Serpentfolk are a somewhat obscure idea that seems to base itself on the idea "lizardfolk are kind of cool, but how can we make them cooler and/or more evil? Hmm... let's base 'em on snakes!" and working from there.
Serpentfolk, known at the time as Serpentmen or Snakemen, first appeared in the works of Robert E. Howard as part of his King Kull stories, more obscure "predecessors" to those of Conan the Barbarian. Serpentfolk were depicted as a pre-human sapient species of black magicians that had dominated the world, until Atlantis had arisen and defeated them. They also were slowly and tentatively assimilated into first the Conan stories and then, through Howard's correspondence with H.P. Lovecraft, into the Cthulhu Mythos. This is something cemented by the fact that Lovecraft (alongside Zealia Bishop) created a patron deity for the Serpentfolk in the form of Yig, Father of Serpents, in the story "The Curse of Yig".
As such, Cthulhan Serpentfolk have repeatedly appeared in the various editions of Call of Cthulhu.
Over in Dungeons & Dragons, although serpentfolk haven't directly appeared, the Yuan-ti, a species of human/snake hybrids who are divided into castes based on how great the ratio of human to snake is, with the more serpentine being more respected, and with a propensity towards all kinds of fucked up mutations, are pretty obviously made in the Serpentfolk mold.
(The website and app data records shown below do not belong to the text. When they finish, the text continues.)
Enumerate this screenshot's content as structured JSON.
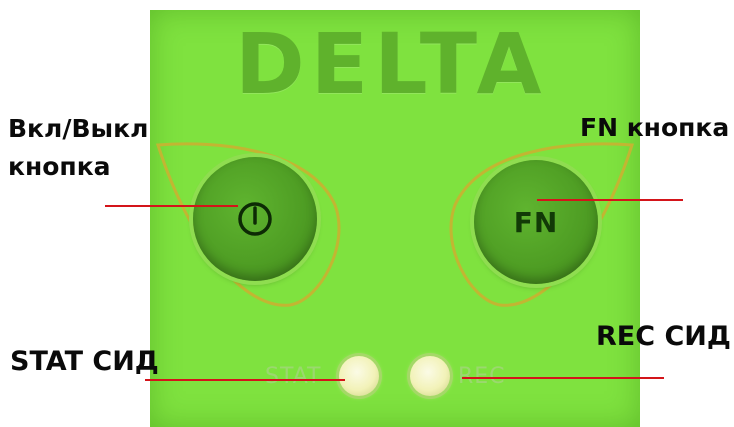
{
  "panel": {
    "brand": "DELTA",
    "background_color": "#7fe23f",
    "power_button": {
      "icon": "power-icon"
    },
    "fn_button": {
      "label": "FN"
    },
    "leds": {
      "stat_label": "STAT",
      "rec_label": "REC"
    }
  },
  "callouts": {
    "power_line1": "Вкл/Выкл",
    "power_line2": "кнопка",
    "fn": "FN кнопка",
    "stat": "STAT СИД",
    "rec": "REC СИД"
  },
  "leader_color": "#d4141a"
}
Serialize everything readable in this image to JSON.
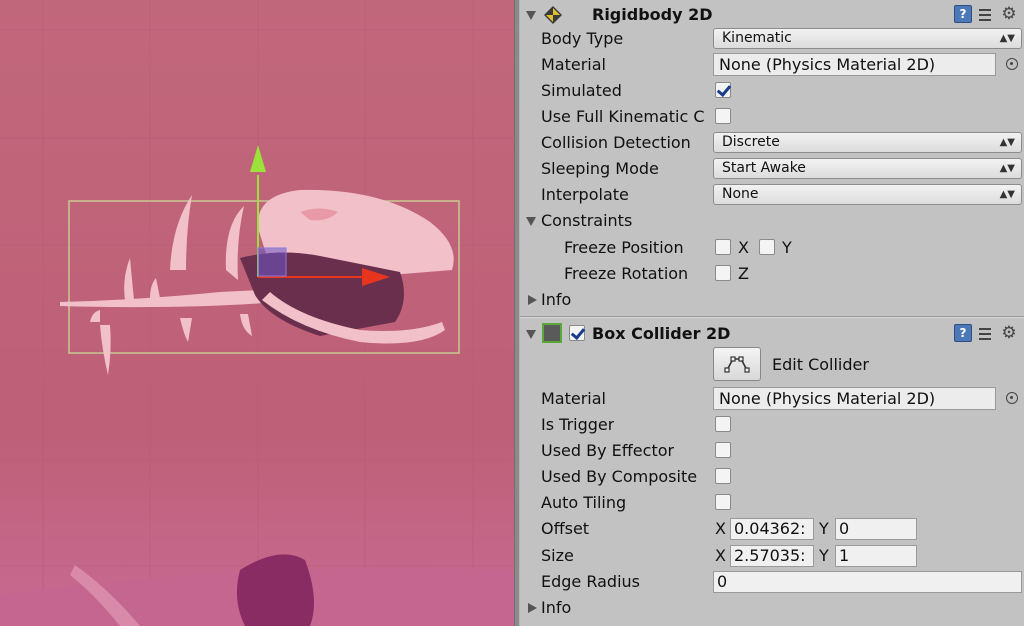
{
  "colors": {
    "scene_bg": "#c1677b",
    "bone": "#f2c0c8",
    "bone_shadow": "#6a2f4c",
    "gizmo_y": "#9be23a",
    "gizmo_x": "#e8361e",
    "gizmo_box": "#6a55c8",
    "collider": "#c8c890",
    "panel_bg": "#c2c2c2"
  },
  "rigidbody": {
    "title": "Rigidbody 2D",
    "icon": "rigidbody-icon",
    "body_type": {
      "label": "Body Type",
      "value": "Kinematic"
    },
    "material": {
      "label": "Material",
      "value": "None (Physics Material 2D)"
    },
    "simulated": {
      "label": "Simulated",
      "checked": true
    },
    "use_full_kinematic": {
      "label": "Use Full Kinematic C",
      "checked": false
    },
    "collision_detection": {
      "label": "Collision Detection",
      "value": "Discrete"
    },
    "sleeping_mode": {
      "label": "Sleeping Mode",
      "value": "Start Awake"
    },
    "interpolate": {
      "label": "Interpolate",
      "value": "None"
    },
    "constraints": {
      "label": "Constraints",
      "freeze_position": {
        "label": "Freeze Position",
        "x": "X",
        "y": "Y"
      },
      "freeze_rotation": {
        "label": "Freeze Rotation",
        "z": "Z"
      }
    },
    "info_label": "Info"
  },
  "box_collider": {
    "title": "Box Collider 2D",
    "enabled": true,
    "edit_collider_label": "Edit Collider",
    "material": {
      "label": "Material",
      "value": "None (Physics Material 2D)"
    },
    "is_trigger": {
      "label": "Is Trigger",
      "checked": false
    },
    "used_by_effector": {
      "label": "Used By Effector",
      "checked": false
    },
    "used_by_composite": {
      "label": "Used By Composite",
      "checked": false
    },
    "auto_tiling": {
      "label": "Auto Tiling",
      "checked": false
    },
    "offset": {
      "label": "Offset",
      "x_label": "X",
      "x": "0.04362:",
      "y_label": "Y",
      "y": "0"
    },
    "size": {
      "label": "Size",
      "x_label": "X",
      "x": "2.57035:",
      "y_label": "Y",
      "y": "1"
    },
    "edge_radius": {
      "label": "Edge Radius",
      "value": "0"
    },
    "info_label": "Info"
  },
  "header_icons": {
    "help": "?"
  }
}
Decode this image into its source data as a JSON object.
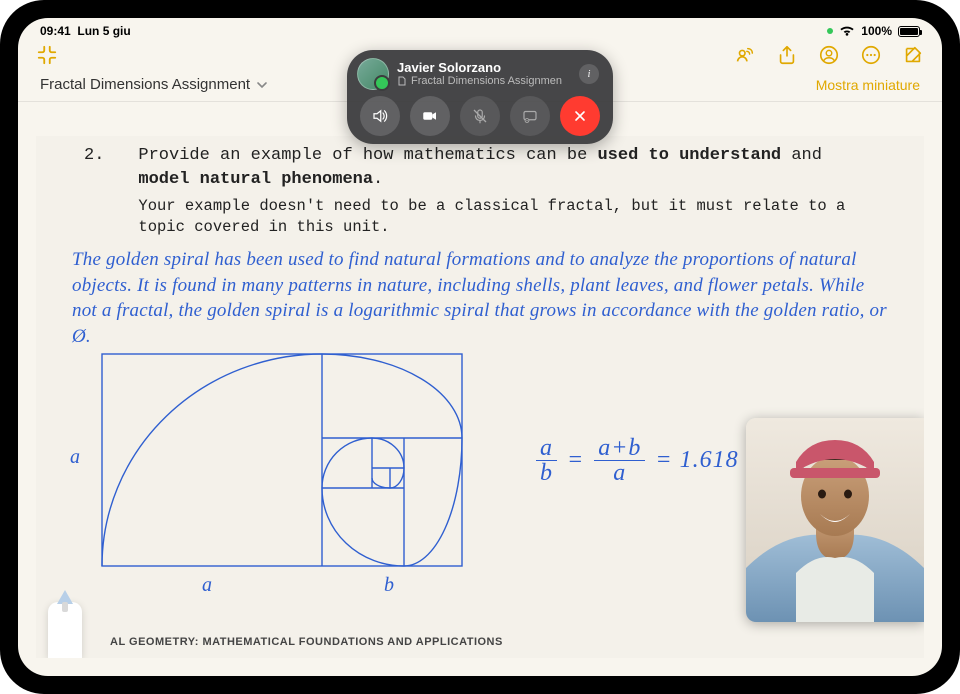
{
  "status": {
    "time": "09:41",
    "date": "Lun 5 giu",
    "battery_pct": "100%"
  },
  "toolbar": {
    "show_thumbnails": "Mostra miniature"
  },
  "document": {
    "title": "Fractal Dimensions Assignment",
    "question_number": "2.",
    "question_line1": "Provide an example of how mathematics can be ",
    "question_bold1": "used to understand",
    "question_mid": " and ",
    "question_bold2": "model natural phenomena",
    "question_end": ".",
    "question_sub": "Your example doesn't need to be a classical fractal, but it must relate to a topic covered in this unit.",
    "handwriting": "The golden spiral has been used to find natural formations and to analyze the proportions of natural objects. It is found in many patterns in nature, including shells, plant leaves, and flower petals. While not a fractal, the golden spiral is a logarithmic spiral that grows in accordance with the golden ratio, or Ø.",
    "label_a_left": "a",
    "label_a_bottom": "a",
    "label_b_bottom": "b",
    "eq_frac1_top": "a",
    "eq_frac1_bot": "b",
    "eq_eq1": "=",
    "eq_frac2_top": "a+b",
    "eq_frac2_bot": "a",
    "eq_eq2": "= 1.618",
    "footer": "AL GEOMETRY: MATHEMATICAL FOUNDATIONS AND APPLICATIONS"
  },
  "facetime": {
    "name": "Javier Solorzano",
    "sharing_label": "Fractal Dimensions Assignmen"
  }
}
They play a big role in the backstory of the Forgotten Realms, though they cannot seem to keep a patron deity for more than an edition or two, as seen with the long and messed up history of Merrshaulk. The other major serpentfolk race in D&D is the naga.
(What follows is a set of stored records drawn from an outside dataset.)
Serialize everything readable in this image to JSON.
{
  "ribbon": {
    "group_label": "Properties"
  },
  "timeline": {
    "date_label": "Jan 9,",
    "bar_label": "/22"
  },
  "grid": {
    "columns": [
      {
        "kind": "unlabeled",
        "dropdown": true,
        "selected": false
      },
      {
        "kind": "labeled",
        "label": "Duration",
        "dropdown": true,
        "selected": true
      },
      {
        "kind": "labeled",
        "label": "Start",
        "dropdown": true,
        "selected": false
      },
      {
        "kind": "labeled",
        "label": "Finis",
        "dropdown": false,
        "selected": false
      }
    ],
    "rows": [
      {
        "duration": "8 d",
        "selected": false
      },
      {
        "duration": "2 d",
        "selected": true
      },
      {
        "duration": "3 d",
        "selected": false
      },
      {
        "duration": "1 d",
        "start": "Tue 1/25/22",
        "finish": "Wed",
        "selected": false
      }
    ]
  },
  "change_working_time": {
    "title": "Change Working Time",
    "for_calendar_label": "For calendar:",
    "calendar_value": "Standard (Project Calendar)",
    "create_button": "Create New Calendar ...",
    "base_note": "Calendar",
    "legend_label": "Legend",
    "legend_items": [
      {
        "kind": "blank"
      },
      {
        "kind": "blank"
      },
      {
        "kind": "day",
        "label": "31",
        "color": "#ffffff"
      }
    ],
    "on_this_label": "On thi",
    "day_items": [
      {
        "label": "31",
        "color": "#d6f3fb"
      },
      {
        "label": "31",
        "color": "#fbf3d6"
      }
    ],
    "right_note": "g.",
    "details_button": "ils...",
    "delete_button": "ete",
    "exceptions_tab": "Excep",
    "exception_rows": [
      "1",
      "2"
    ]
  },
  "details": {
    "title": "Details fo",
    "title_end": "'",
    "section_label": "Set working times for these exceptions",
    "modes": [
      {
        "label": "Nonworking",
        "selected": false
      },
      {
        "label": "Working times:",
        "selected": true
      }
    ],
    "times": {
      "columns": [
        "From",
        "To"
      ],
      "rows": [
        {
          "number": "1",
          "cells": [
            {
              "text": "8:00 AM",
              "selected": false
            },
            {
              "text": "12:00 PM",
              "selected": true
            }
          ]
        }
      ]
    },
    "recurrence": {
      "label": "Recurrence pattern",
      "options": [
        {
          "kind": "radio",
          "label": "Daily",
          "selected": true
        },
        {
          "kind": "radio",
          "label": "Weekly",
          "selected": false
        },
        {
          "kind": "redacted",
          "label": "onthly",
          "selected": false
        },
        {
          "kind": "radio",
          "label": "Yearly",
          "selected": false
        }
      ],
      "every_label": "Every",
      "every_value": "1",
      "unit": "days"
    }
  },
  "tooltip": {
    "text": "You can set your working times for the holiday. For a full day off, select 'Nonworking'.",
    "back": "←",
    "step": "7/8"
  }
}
Pathfinder, meanwhile, being unable to use Yuan-Ti, simply said "fuck it" and used the public domain Serpentfolk outright. They also feature the naga, and bring back the snake-bodied lamia olf Advanced Dungeons & Dragons as the Lamia Matriarchs.
In Fighting Fantasy there are Serpentfolk called the Caarth who live beyond the a Desert of Skulls. They aren't keen on the Lizardfolk, but both are evil.